For the first hour or so, “The Last Knight” is pretty watchable, and actually goes pretty light on a lot of Bay’s usual style cues. There’s still lots of slow motion and lots of explosions, and plenty of awkward jokes — one bit about Autobot Bumblebee’s “repaired” voice is pretty funny — but even though Haddock looks a lot like her predecessor, Bay doesn’t sexualize her with the camera near the way he went after Megan Fox.
Unfortunately, the characters and plot pieces begin to pile higher and higher until the onscreen spectacle eventually turns the last 45 minutes of “The Last Knight” into a dragged-out, incoherent mess. Part of the problem is trying to shoehorn too many pieces into a limited space — for example, the “chosen” nature of both Wahlberg and Haddock’s characters make them feel redundant. But mostly it’s just a symptom of letting the big screen spectacle override the story, then dragging that spectacle out an extra half-hour. Seeing cool things happen on the screen is a lot less satisfying when you’ve lost any context for them.
Still, if you enjoyed the previous Transformers movies, you probably won’t care, and will probably cheer when Bay’s film hints that an even bigger and more universe-critical adventure is still on the way. But it’s hard to sit back and embrace the chaos of “The Last Knight” when you can think about similar big-budget action tentpoles — “Captain America: Civil War,” “Rogue One,” last month’s “Wonder Woman” — and reflect on how even in all their craziness, they just made a lot more sense, and frankly, were just a lot more fun to experience.
“Transformers: The Last Knight” is rated PG-13 for violence and intense sequences of sci-fi action, language and some innuendo; running time: 149 minutes.

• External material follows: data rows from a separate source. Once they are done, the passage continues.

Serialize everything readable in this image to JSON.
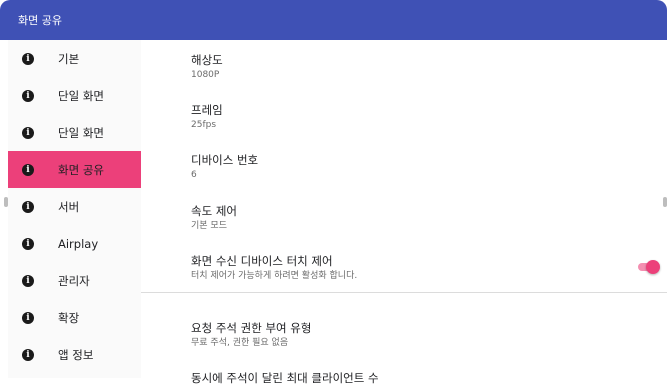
{
  "window": {
    "title": "화면 공유"
  },
  "sidebar": {
    "items": [
      {
        "label": "기본",
        "icon": "info-icon"
      },
      {
        "label": "단일 화면",
        "icon": "info-icon"
      },
      {
        "label": "단일 화면",
        "icon": "info-icon"
      },
      {
        "label": "화면 공유",
        "icon": "info-icon",
        "selected": true
      },
      {
        "label": "서버",
        "icon": "info-icon"
      },
      {
        "label": "Airplay",
        "icon": "info-icon"
      },
      {
        "label": "관리자",
        "icon": "info-icon"
      },
      {
        "label": "확장",
        "icon": "info-icon"
      },
      {
        "label": "앱 정보",
        "icon": "info-icon"
      }
    ],
    "selected_color": "#ec407a"
  },
  "main": {
    "prefs": [
      {
        "title": "해상도",
        "summary": "1080P"
      },
      {
        "title": "프레임",
        "summary": "25fps"
      },
      {
        "title": "디바이스 번호",
        "summary": "6"
      },
      {
        "title": "속도 제어",
        "summary": "기본 모드"
      },
      {
        "title": "화면 수신 디바이스 터치 제어",
        "summary": "터치 제어가 가능하게 하려면 활성화 합니다.",
        "switch_on": true
      },
      {
        "title": "요청 주석 권한 부여 유형",
        "summary": "무료 주석, 권한 필요 없음"
      },
      {
        "title": "동시에 주석이 달린 최대 클라이언트 수",
        "summary": ""
      }
    ]
  },
  "colors": {
    "titlebar": "#3f51b5",
    "accent": "#ec407a"
  }
}
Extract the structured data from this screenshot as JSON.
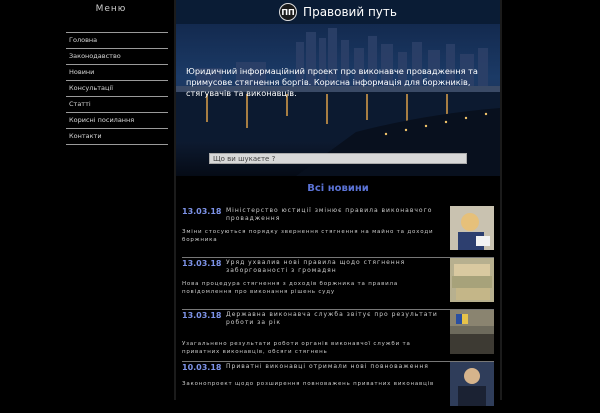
{
  "sidebar": {
    "title": "Меню",
    "items": [
      {
        "label": "Головна"
      },
      {
        "label": "Законодавство"
      },
      {
        "label": "Новини"
      },
      {
        "label": "Консультації"
      },
      {
        "label": "Статті"
      },
      {
        "label": "Корисні посилання"
      },
      {
        "label": "Контакти"
      }
    ]
  },
  "header": {
    "logo_text": "ПП",
    "site_title": "Правовий путь"
  },
  "hero": {
    "description": "Юридичний інформаційний проект про виконавче провадження та примусове стягнення боргів. Корисна інформація для боржників, стягувачів та виконавців."
  },
  "search": {
    "placeholder": "Що ви шукаєте ?"
  },
  "news": {
    "heading": "Всі новини",
    "items": [
      {
        "date": "13.03.18",
        "headline": "Міністерство юстиції змінює правила виконавчого провадження",
        "summary": "Зміни стосуються порядку звернення стягнення на майно та доходи боржника"
      },
      {
        "date": "13.03.18",
        "headline": "Уряд ухвалив нові правила щодо стягнення заборгованості з громадян",
        "summary": "Нова процедура стягнення з доходів боржника та правила повідомлення про виконання рішень суду"
      },
      {
        "date": "13.03.18",
        "headline": "Державна виконавча служба звітує про результати роботи за рік",
        "summary": "Узагальнено результати роботи органів виконавчої служби та приватних виконавців, обсяги стягнень"
      },
      {
        "date": "10.03.18",
        "headline": "Приватні виконавці отримали нові повноваження",
        "summary": "Законопроект щодо розширення повноважень приватних виконавців"
      }
    ]
  },
  "colors": {
    "accent": "#5b73d6",
    "date": "#7d93e8",
    "topbar": "#0a1c35"
  }
}
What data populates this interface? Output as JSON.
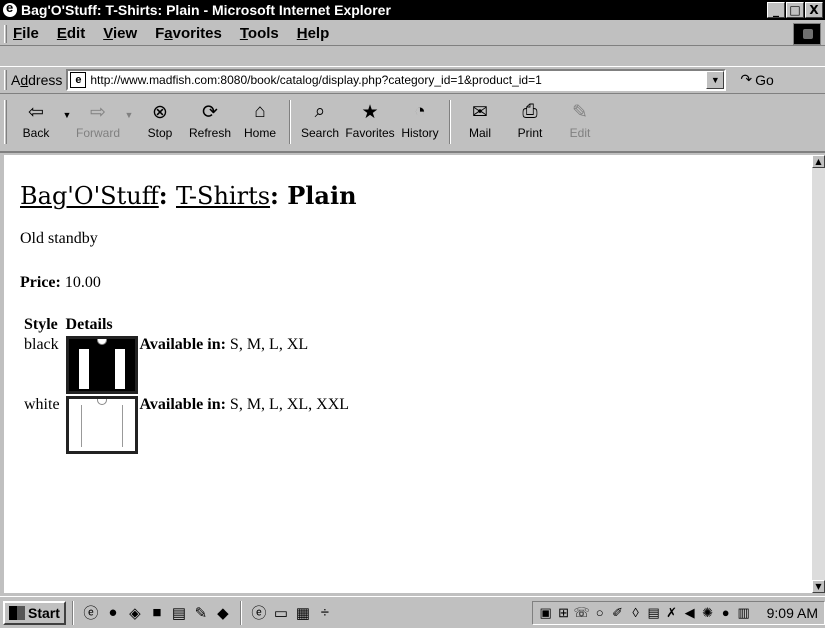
{
  "window": {
    "title": "Bag'O'Stuff: T-Shirts: Plain - Microsoft Internet Explorer",
    "controls": [
      "_",
      "□",
      "X"
    ]
  },
  "menubar": {
    "items": [
      {
        "underline": "F",
        "rest": "ile"
      },
      {
        "underline": "E",
        "rest": "dit"
      },
      {
        "underline": "V",
        "rest": "iew"
      },
      {
        "pre": "F",
        "underline": "a",
        "rest": "vorites"
      },
      {
        "underline": "T",
        "rest": "ools"
      },
      {
        "underline": "H",
        "rest": "elp"
      }
    ]
  },
  "address": {
    "label_pre": "A",
    "label_ul": "d",
    "label_rest": "dress",
    "url": "http://www.madfish.com:8080/book/catalog/display.php?category_id=1&product_id=1",
    "go_label": "Go"
  },
  "toolbar": {
    "back": "Back",
    "forward": "Forward",
    "stop": "Stop",
    "refresh": "Refresh",
    "home": "Home",
    "search": "Search",
    "favorites": "Favorites",
    "history": "History",
    "mail": "Mail",
    "print": "Print",
    "edit": "Edit"
  },
  "page": {
    "breadcrumb_store": "Bag'O'Stuff",
    "breadcrumb_category": "T-Shirts",
    "product_name": "Plain",
    "sep": ": ",
    "description": "Old standby",
    "price_label": "Price:",
    "price_value": "10.00",
    "table": {
      "headers": [
        "Style",
        "Details"
      ],
      "rows": [
        {
          "style": "black",
          "avail_label": "Available in:",
          "sizes": "S, M, L, XL"
        },
        {
          "style": "white",
          "avail_label": "Available in:",
          "sizes": "S, M, L, XL, XXL"
        }
      ]
    }
  },
  "taskbar": {
    "start": "Start",
    "clock": "9:09 AM"
  }
}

Joshua Terry is a freelance writer and photographer who also teaches English composition for Weber State University. You can also find him on https://www.youtube.com/moviereviewsbyjosh' target='_blank'>YouTube.